Then we have the Phillies. If this hat was reversed, it probably would have been halfway decent. Instead it wasn’t, and we got this. Yikes.
Thankfully, we’ve maneuvered our way through the “bad,” part. Now, it’s time to apathetically wade our way through the “meh” section. Thankfully, it’s short because there’s only 3 teams involved here.
Remember when I said that hats with white backgrounds worked well if your team had a vibrant color scheme? Well, if your team has a navy-and-white or black-and-white look, then it wasn’t good or bad. It was “meh,” and that’s basically what I felt when I saw the Yankees, White Sox, and Tigers last night.
Our Fearless Leader actually loved the look for the White Sox, but it just didn’t work for me. Same with the Yankees, though it wasn’t bad simply because it was a sight better than those 4th of July hats or the camo hats that MLB has subjected us to.
Then, we have an interesting note: Oakland A’s pitcher Jeff Samardzija was on hand and was recognized as an All-Star since he was voted in. However, since he was elected as a player for a National League team and was traded to an American League team before the All-Star break, we got to see Samardzija show up to the game wearing what was actually described as a “Generic National League All-Star uniform.” Generic basically sums up the word “meh,” so it had to be included in this section.
So that concludes the review of the 2014 MLB All-Star hats, one in which we saw Minnesota’s batting helmets from the ’70s translated onto today’s caps. What did you think of the experiment? Were you a fan of it, or do you think that they should just leave the experiments on the drawing board?
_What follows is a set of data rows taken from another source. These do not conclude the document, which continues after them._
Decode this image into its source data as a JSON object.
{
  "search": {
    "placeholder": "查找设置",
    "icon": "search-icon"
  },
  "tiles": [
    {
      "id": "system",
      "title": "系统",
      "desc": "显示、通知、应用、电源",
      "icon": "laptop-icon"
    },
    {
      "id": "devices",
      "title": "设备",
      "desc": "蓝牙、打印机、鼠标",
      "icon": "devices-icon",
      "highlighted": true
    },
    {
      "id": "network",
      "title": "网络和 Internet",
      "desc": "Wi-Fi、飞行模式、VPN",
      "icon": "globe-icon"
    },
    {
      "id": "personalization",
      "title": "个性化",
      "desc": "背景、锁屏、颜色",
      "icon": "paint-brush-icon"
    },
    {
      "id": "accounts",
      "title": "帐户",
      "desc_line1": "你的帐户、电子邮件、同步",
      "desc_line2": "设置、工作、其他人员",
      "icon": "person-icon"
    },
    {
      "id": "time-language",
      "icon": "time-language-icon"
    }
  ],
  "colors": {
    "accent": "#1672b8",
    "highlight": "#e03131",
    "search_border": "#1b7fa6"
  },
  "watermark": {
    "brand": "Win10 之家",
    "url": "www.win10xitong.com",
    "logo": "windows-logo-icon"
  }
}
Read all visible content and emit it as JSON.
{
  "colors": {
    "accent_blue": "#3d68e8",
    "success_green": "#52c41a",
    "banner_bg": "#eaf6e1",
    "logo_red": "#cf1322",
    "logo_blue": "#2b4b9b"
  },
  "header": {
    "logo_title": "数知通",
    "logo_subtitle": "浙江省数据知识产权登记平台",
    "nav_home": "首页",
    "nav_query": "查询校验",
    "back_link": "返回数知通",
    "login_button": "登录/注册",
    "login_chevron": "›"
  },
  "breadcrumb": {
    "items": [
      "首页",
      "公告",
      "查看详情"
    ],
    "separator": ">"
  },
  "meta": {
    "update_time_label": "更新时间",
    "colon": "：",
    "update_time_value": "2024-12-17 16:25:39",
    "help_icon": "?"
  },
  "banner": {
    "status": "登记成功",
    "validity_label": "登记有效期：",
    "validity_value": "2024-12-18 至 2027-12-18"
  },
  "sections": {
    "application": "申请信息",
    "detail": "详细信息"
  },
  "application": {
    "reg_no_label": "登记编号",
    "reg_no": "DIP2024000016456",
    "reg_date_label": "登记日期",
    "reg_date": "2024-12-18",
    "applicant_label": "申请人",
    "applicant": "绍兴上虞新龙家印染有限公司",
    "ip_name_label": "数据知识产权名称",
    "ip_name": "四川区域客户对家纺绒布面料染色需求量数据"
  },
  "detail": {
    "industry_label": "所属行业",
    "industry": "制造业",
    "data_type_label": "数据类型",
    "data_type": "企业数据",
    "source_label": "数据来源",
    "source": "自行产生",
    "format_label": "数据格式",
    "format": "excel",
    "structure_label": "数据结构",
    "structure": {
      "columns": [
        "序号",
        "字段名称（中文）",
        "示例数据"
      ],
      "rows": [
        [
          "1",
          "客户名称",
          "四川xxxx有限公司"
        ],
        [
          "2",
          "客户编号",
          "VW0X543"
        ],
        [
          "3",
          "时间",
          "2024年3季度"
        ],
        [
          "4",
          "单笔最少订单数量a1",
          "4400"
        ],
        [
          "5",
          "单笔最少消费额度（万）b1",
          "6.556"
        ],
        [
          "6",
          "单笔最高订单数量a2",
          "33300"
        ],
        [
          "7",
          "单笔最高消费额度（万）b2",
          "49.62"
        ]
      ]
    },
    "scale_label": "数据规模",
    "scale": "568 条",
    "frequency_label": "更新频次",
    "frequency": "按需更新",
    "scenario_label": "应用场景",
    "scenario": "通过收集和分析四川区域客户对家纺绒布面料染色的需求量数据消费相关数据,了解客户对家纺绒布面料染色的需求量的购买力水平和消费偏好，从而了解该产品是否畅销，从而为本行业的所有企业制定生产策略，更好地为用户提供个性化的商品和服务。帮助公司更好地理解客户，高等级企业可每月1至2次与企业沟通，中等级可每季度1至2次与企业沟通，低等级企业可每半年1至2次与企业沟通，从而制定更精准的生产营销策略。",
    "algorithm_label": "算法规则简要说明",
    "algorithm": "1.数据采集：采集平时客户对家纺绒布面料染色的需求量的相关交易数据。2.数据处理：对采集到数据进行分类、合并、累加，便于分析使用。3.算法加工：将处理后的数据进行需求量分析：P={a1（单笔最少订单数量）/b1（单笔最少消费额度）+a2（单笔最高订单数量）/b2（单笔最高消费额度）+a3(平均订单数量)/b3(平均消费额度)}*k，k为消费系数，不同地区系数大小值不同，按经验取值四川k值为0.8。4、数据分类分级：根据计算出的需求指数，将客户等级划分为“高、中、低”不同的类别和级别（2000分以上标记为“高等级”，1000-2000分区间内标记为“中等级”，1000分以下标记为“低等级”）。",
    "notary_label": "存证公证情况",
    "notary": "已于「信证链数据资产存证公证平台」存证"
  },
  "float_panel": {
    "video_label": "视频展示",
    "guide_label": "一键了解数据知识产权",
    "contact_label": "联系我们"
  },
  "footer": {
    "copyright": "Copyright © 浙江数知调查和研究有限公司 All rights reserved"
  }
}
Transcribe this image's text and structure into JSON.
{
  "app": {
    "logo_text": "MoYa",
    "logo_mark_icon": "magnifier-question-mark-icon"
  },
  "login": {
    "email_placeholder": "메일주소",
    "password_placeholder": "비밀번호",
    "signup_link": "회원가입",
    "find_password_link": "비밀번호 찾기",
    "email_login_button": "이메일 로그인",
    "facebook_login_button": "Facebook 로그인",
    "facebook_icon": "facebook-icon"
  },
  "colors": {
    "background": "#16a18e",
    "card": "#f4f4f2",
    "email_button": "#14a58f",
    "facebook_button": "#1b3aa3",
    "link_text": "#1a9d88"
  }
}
As always, we’d love to hear how you’d feel about it, and if we missed anything, let us know and feel free to post some in the comments!